(Beginning of RECORDS FOR THE EXERCISE)

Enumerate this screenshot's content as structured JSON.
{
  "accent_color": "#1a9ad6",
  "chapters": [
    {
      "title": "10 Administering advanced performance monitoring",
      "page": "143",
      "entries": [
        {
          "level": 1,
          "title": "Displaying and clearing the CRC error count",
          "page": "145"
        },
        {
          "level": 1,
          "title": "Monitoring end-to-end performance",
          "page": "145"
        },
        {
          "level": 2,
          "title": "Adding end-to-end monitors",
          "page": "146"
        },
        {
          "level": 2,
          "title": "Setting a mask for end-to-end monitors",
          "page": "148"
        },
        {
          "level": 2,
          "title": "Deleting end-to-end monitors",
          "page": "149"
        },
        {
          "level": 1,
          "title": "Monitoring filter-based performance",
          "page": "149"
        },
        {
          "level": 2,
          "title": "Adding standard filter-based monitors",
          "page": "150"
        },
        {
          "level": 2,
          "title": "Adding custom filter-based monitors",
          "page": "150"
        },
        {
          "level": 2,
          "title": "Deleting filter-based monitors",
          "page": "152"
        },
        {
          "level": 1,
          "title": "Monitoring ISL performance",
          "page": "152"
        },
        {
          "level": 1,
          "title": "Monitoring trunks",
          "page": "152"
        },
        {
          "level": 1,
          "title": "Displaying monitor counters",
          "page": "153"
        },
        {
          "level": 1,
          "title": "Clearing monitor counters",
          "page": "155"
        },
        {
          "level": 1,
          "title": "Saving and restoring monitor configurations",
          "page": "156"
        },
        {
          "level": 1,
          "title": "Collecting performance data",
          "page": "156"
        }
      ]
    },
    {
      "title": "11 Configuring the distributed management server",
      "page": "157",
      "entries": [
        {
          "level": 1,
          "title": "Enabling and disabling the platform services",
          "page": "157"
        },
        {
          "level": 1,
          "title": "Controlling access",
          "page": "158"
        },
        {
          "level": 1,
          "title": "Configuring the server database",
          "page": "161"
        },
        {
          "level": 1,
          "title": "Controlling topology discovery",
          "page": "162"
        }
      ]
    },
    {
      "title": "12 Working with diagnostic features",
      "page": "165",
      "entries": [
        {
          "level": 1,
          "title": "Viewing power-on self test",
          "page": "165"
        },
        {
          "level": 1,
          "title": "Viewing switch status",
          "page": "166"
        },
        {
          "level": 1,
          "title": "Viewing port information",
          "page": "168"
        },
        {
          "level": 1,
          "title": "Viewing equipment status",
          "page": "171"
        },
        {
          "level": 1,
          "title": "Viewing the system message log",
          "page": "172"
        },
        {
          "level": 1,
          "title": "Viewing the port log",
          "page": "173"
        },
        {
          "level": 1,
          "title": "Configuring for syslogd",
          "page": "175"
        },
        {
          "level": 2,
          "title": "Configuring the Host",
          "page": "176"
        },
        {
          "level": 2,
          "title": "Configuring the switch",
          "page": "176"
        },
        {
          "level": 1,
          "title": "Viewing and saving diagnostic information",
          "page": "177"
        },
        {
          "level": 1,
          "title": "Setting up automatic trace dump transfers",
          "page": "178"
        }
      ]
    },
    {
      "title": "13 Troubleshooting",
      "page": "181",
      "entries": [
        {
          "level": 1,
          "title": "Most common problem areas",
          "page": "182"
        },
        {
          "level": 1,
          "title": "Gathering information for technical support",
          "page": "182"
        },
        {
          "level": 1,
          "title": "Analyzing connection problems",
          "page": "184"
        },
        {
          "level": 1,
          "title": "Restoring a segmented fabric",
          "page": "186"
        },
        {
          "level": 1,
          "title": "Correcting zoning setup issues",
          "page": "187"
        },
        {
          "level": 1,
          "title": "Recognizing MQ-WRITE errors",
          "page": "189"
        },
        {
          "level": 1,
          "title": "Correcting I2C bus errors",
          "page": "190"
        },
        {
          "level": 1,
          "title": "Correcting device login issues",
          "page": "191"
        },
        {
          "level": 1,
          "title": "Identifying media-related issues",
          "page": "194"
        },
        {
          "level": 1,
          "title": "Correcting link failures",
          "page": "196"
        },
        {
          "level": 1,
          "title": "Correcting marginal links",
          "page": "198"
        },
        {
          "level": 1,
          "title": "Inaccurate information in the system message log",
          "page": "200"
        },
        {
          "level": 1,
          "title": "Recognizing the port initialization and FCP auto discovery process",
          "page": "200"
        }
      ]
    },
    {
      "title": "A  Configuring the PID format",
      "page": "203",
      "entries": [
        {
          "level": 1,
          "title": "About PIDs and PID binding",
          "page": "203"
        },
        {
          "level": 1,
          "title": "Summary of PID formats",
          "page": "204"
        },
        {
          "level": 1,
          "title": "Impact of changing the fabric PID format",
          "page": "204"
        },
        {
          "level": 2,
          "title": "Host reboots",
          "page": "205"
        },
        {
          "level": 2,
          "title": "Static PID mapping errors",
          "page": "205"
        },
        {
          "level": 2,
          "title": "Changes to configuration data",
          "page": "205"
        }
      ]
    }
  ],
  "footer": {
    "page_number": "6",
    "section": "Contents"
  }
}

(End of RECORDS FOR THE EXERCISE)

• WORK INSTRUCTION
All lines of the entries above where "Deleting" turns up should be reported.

• EXPECTED ANSWER
          "title": "Deleting end-to-end monitors",
          "title": "Deleting filter-based monitors",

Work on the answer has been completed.